> [WORK ITEM]: Copy, from the entries below, each line in which the string "description" appears.

►

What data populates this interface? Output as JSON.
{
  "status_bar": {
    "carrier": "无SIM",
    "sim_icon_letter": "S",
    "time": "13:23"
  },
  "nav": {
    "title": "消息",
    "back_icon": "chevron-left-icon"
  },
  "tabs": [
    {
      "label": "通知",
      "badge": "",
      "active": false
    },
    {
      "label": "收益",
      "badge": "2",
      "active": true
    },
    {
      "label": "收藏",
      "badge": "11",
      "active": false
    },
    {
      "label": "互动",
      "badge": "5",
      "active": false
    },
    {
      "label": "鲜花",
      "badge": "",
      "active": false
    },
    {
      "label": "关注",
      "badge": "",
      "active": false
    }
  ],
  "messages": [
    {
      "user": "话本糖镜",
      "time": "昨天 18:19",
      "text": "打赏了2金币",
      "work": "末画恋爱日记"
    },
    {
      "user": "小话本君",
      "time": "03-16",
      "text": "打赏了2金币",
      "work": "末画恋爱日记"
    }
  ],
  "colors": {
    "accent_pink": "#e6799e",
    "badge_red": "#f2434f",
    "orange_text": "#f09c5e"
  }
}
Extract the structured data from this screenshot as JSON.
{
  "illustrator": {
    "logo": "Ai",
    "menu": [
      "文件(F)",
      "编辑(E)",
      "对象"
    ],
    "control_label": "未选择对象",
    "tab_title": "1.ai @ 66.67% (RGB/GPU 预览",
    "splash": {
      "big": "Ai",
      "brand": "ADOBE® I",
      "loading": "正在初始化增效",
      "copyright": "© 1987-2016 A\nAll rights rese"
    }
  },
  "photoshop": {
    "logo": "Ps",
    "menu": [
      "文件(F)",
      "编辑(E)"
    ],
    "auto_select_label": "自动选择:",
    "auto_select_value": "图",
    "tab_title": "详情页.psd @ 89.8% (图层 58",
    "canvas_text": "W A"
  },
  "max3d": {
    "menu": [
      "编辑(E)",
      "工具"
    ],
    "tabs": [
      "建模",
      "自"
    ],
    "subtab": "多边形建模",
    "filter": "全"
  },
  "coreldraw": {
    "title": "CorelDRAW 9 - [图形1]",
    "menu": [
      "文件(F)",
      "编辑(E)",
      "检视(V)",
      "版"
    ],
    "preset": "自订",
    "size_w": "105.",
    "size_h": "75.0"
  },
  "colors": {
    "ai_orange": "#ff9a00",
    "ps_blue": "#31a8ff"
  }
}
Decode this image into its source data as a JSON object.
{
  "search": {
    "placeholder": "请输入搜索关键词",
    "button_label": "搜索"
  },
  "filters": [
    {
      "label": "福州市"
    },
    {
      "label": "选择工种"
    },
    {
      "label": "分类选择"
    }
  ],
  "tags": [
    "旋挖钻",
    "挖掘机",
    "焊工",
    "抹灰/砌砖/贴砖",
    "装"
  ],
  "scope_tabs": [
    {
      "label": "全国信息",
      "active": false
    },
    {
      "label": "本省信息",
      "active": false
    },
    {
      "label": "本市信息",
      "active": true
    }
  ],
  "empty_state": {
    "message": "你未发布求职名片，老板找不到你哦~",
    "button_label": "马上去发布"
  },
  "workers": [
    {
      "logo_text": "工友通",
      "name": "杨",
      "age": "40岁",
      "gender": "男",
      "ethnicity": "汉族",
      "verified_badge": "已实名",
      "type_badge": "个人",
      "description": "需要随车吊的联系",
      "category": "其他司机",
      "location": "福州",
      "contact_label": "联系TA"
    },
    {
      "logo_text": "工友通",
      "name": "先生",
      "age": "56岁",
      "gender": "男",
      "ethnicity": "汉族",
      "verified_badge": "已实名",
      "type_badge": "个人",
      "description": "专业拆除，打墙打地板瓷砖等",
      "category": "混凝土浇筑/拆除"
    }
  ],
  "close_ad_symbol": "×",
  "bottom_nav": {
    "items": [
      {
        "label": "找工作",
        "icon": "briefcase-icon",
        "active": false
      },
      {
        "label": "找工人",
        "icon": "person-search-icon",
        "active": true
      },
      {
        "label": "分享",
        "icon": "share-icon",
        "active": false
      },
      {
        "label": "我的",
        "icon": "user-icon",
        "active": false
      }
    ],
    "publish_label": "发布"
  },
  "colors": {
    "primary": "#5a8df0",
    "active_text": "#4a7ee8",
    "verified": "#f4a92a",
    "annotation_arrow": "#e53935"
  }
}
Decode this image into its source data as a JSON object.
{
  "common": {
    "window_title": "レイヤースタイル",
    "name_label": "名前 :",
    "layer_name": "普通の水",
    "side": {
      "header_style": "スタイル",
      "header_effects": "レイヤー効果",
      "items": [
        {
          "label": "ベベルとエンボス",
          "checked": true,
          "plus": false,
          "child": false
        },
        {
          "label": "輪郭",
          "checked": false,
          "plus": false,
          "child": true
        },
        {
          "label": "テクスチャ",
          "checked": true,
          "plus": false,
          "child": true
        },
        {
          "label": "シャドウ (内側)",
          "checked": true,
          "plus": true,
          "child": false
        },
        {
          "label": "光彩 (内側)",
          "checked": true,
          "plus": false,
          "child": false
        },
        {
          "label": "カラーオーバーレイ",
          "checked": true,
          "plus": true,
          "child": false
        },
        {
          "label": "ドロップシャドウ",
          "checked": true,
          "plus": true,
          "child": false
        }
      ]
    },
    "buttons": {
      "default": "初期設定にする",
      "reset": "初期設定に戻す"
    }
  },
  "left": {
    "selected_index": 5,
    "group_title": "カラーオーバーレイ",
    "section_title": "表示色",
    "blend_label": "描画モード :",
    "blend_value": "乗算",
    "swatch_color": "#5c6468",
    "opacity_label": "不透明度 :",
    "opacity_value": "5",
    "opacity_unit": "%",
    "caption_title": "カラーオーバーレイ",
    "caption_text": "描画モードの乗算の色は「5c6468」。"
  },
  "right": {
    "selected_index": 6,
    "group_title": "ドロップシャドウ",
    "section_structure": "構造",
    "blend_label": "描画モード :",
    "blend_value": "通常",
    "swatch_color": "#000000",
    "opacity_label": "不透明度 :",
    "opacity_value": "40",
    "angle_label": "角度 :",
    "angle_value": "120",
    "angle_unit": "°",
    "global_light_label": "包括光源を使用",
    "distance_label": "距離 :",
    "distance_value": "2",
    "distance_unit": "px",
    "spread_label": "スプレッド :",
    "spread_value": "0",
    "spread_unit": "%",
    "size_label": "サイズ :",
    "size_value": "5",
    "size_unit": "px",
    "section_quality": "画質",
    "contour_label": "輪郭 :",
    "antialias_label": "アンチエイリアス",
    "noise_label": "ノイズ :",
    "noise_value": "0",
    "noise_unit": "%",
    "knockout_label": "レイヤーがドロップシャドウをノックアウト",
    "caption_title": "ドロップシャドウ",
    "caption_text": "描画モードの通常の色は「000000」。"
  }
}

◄

> [EXERCISE ANSWER]:
      "description": "需要随车吊的联系",
      "description": "专业拆除，打墙打地板瓷砖等",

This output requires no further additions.